Research from New Oregon State University has demonstrated the importance warm water habitats play in supporting cold-water species like salmon and trout.
The researchers found that some habitats that are warm in the summer tend to be written off, yet they play a crucial role in other times of the year. This is especially true in conservation efforts that focus on cold-water bodies.
The research, recently published in the journal Conservation Biology, was conducted in Upper Klamath Lake in southwestern Oregon. That site is important because at present it is an example of what scientists fear will happen to other water basins as the climate continues to warm, researchers said.
According to Jonny Armstrong, an ecologist at Oregon State and co-author of the paper:
“The lake is 80 degrees Fahrenheit in summer and neon green with algae blooms that can kill even the toughest fish species. It is the opposite of what we think of as trout habitat. This research shows that habitat that is nasty in summer can be critically important during other seasons.”
According to Oregon State doctoral student and conductor of the research Nick Hahlbeck:
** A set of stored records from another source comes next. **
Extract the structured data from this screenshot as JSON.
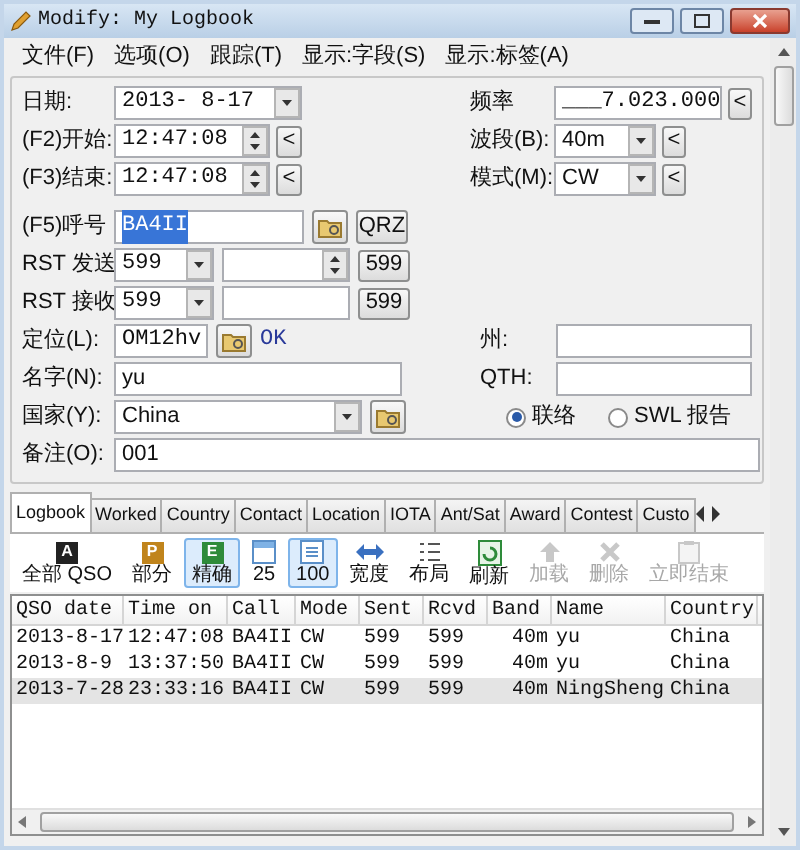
{
  "window": {
    "title": "Modify: My Logbook"
  },
  "menu": [
    {
      "label": "文件(F)"
    },
    {
      "label": "选项(O)"
    },
    {
      "label": "跟踪(T)"
    },
    {
      "label": "显示:字段(S)"
    },
    {
      "label": "显示:标签(A)"
    }
  ],
  "form": {
    "date": {
      "label": "日期:",
      "value": "2013- 8-17"
    },
    "start": {
      "label": "(F2)开始:",
      "value": "12:47:08",
      "button": "<"
    },
    "end": {
      "label": "(F3)结束:",
      "value": "12:47:08",
      "button": "<"
    },
    "call": {
      "label": "(F5)呼号",
      "value": "BA4II",
      "text_selected": true,
      "button": "QRZ"
    },
    "rst_sent": {
      "label": "RST 发送",
      "value": "599",
      "button": "599"
    },
    "rst_rcvd": {
      "label": "RST 接收",
      "value": "599",
      "button": "599"
    },
    "locator": {
      "label": "定位(L):",
      "value": "OM12hv",
      "status": "OK"
    },
    "name": {
      "label": "名字(N):",
      "value": "yu"
    },
    "country": {
      "label": "国家(Y):",
      "value": "China"
    },
    "note": {
      "label": "备注(O):",
      "value": "001"
    },
    "frequency": {
      "label": "频率",
      "value": "___7.023.000",
      "button": "<"
    },
    "band": {
      "label": "波段(B):",
      "value": "40m",
      "button": "<"
    },
    "mode": {
      "label": "模式(M):",
      "value": "CW",
      "button": "<"
    },
    "state": {
      "label": "州:"
    },
    "qth": {
      "label": "QTH:"
    },
    "qso_type": [
      {
        "label": "联络",
        "selected": true
      },
      {
        "label": "SWL 报告",
        "selected": false
      }
    ]
  },
  "tabs": [
    {
      "label": "Logbook",
      "selected": true
    },
    {
      "label": "Worked",
      "selected": false
    },
    {
      "label": "Country",
      "selected": false
    },
    {
      "label": "Contact",
      "selected": false
    },
    {
      "label": "Location",
      "selected": false
    },
    {
      "label": "IOTA",
      "selected": false
    },
    {
      "label": "Ant/Sat",
      "selected": false
    },
    {
      "label": "Award",
      "selected": false
    },
    {
      "label": "Contest",
      "selected": false
    },
    {
      "label": "Custo",
      "selected": false
    }
  ],
  "toolbar": [
    {
      "label": "全部 QSO",
      "kind": "letter",
      "glyph": "A",
      "color": "#222222",
      "selected": false,
      "disabled": false
    },
    {
      "label": "部分",
      "kind": "letter",
      "glyph": "P",
      "color": "#c0841c",
      "selected": false,
      "disabled": false
    },
    {
      "label": "精确",
      "kind": "letter",
      "glyph": "E",
      "color": "#2e8b3a",
      "selected": true,
      "disabled": false
    },
    {
      "label": "25",
      "kind": "page",
      "selected": false,
      "disabled": false
    },
    {
      "label": "100",
      "kind": "list",
      "selected": true,
      "disabled": false
    },
    {
      "label": "宽度",
      "kind": "width",
      "selected": false,
      "disabled": false
    },
    {
      "label": "布局",
      "kind": "layout",
      "selected": false,
      "disabled": false
    },
    {
      "label": "刷新",
      "kind": "refresh",
      "selected": false,
      "disabled": false
    },
    {
      "label": "加载",
      "kind": "load",
      "selected": false,
      "disabled": true
    },
    {
      "label": "删除",
      "kind": "delete",
      "selected": false,
      "disabled": true
    },
    {
      "label": "立即结束",
      "kind": "finish",
      "selected": false,
      "disabled": true
    }
  ],
  "table": {
    "columns": [
      "QSO date",
      "Time on",
      "Call",
      "Mode",
      "Sent",
      "Rcvd",
      "Band",
      "Name",
      "Country"
    ],
    "rows": [
      {
        "cells": [
          "2013-8-17",
          "12:47:08",
          "BA4II",
          "CW",
          "599",
          "599",
          "40m",
          "yu",
          "China"
        ],
        "selected": false
      },
      {
        "cells": [
          "2013-8-9",
          "13:37:50",
          "BA4II",
          "CW",
          "599",
          "599",
          "40m",
          "yu",
          "China"
        ],
        "selected": false
      },
      {
        "cells": [
          "2013-7-28",
          "23:33:16",
          "BA4II",
          "CW",
          "599",
          "599",
          "40m",
          "NingSheng",
          "China"
        ],
        "selected": true
      }
    ]
  }
}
“We show in this paper by devaluing habitats that are warm in summer we miss their critical functions at other times of year. In this case, the habitat that would be written off provides almost all of the energy needed for growth and reproduction that is expressed at other times of the year.”